Then there is the female's unbelievable knack of talking behind one's back and forming cliques. I was always on the outer edge of any clique or group. And I swore in my adulthood that I would be an "includer"....which is why at my 11 year old's recent birthday party I had half of his grade sleep over. I did not want anyone to be left out. You cannot repair hurt feelings very easily. But I have learned that it still happens as adults. My fellow blogger ran across it this weekend at...twice within a 24 period. Without going into detail, she found out that girls can still be jealous, back-stabbing, catty, and self-righteous...she even commented that she felt like she was back in high school. Last time I checked, we were in our 30's; apparently age is but a number when you're dealing with the female race. It doesn't matter if you're 13 or 33, if you have an opportunity to take someone down, you go for it. Oh sure, all meant in "good fun". Welcome to the wolf-pack. We eat the weak...but first we have to find your weakness, exploit it, and then we take you down. Aren't girls fun?

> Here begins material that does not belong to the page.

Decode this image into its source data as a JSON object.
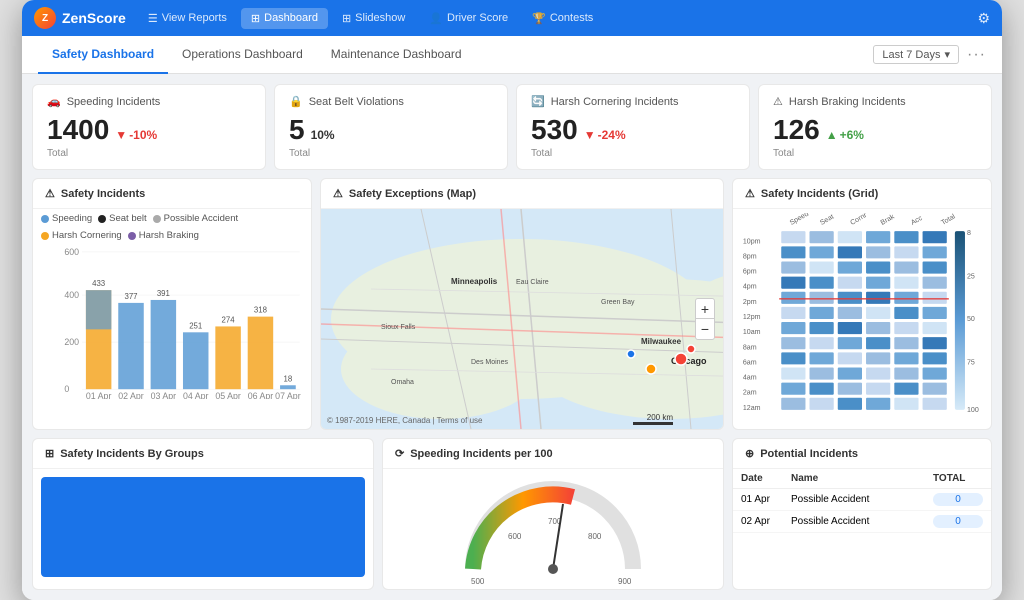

Again, sorry for the reality dose post, but it made me sit up and take notice this past weekend when OUR family was having dinner with another family. They have an 11 year old son and 8 year old twin girls. While in the bathroom with my 5 year old girl, she asked me "Mommy, how do I make them laugh?" I asked her what she meant. She sweetly said "I want to make them laugh so that they like me." I wanted to cry. And here we are. At the threshold of where my little angel wants to go above and beyond to please someone else so that she can fit in. I just told her "Honey, just be yourself and they will love you."..."How do I be myself mommy?" Oh, GOD. Why couldn't I have had all boys?? They just beat the crap out of each other and move on. "Sweetie, you don't do anything different. That is how you be yourself. And people will see that and like that about you." And then she hugged me and I silently prayed that God would spare her the pain, agony and torture of being a girl.